**Exercise details:** Read the listing below and copy out each line where the word "Tools" occurs.

++++ Working data ++++

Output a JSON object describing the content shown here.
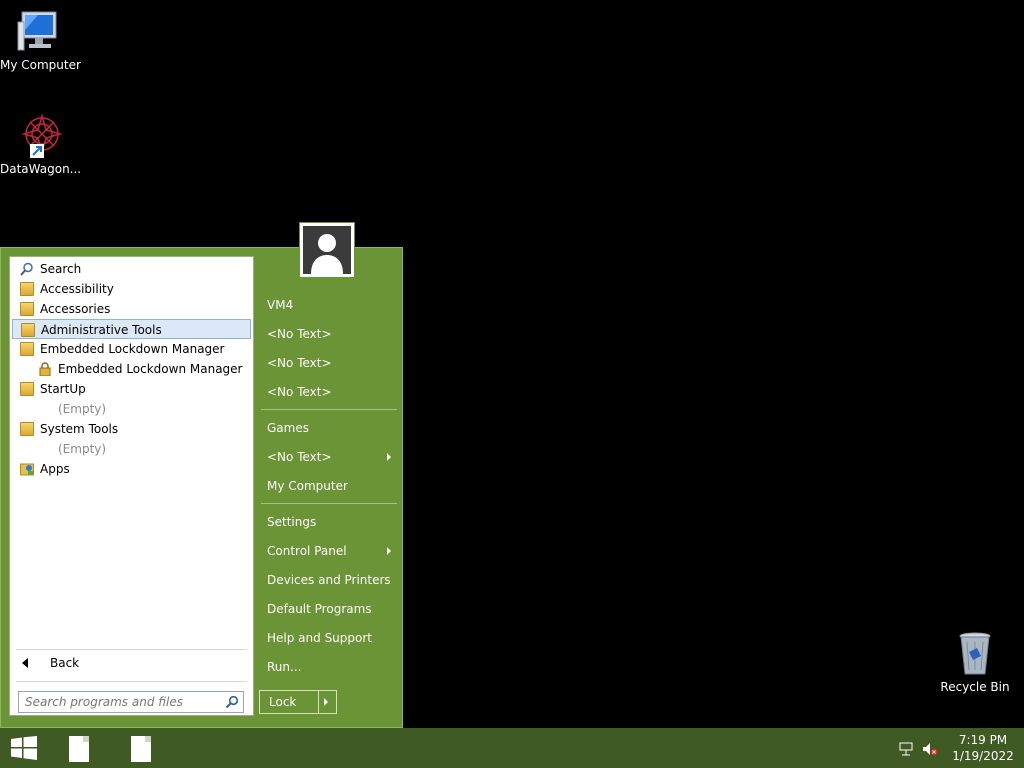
{
  "desktop": {
    "icons": [
      {
        "label": "My Computer",
        "icon": "monitor-computer-icon"
      },
      {
        "label": "DataWagon...",
        "icon": "datawagon-shortcut-icon"
      },
      {
        "label": "Recycle Bin",
        "icon": "recycle-bin-icon"
      }
    ]
  },
  "start_menu": {
    "programs": [
      {
        "label": "Search",
        "icon": "search-icon"
      },
      {
        "label": "Accessibility",
        "icon": "folder-icon"
      },
      {
        "label": "Accessories",
        "icon": "folder-icon"
      },
      {
        "label": "Administrative Tools",
        "icon": "folder-icon",
        "selected": true
      },
      {
        "label": "Embedded Lockdown Manager",
        "icon": "folder-icon"
      },
      {
        "label": "Embedded Lockdown Manager",
        "icon": "lock-icon"
      },
      {
        "label": "StartUp",
        "icon": "folder-icon"
      },
      {
        "label": "(Empty)"
      },
      {
        "label": "System Tools",
        "icon": "folder-icon"
      },
      {
        "label": "(Empty)"
      },
      {
        "label": "Apps",
        "icon": "apps-folder-icon"
      }
    ],
    "back_label": "Back",
    "search_placeholder": "Search programs and files",
    "right_items": [
      {
        "label": "VM4"
      },
      {
        "label": "<No Text>"
      },
      {
        "label": "<No Text>"
      },
      {
        "label": "<No Text>"
      },
      {
        "label": "Games"
      },
      {
        "label": "<No Text>",
        "submenu": true
      },
      {
        "label": "My Computer"
      },
      {
        "label": "Settings"
      },
      {
        "label": "Control Panel",
        "submenu": true
      },
      {
        "label": "Devices and Printers"
      },
      {
        "label": "Default Programs"
      },
      {
        "label": "Help and Support"
      },
      {
        "label": "Run..."
      }
    ],
    "lock_label": "Lock"
  },
  "taskbar": {
    "time": "7:19 PM",
    "date": "1/19/2022",
    "tray_icons": [
      "network-icon",
      "volume-muted-icon"
    ]
  },
  "colors": {
    "menu_green": "#6b9436",
    "taskbar_green": "#3f5a23",
    "selection": "#dbe8f7"
  }
}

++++

**Result for this task:**
        "label": "Administrative Tools",
        "label": "System Tools",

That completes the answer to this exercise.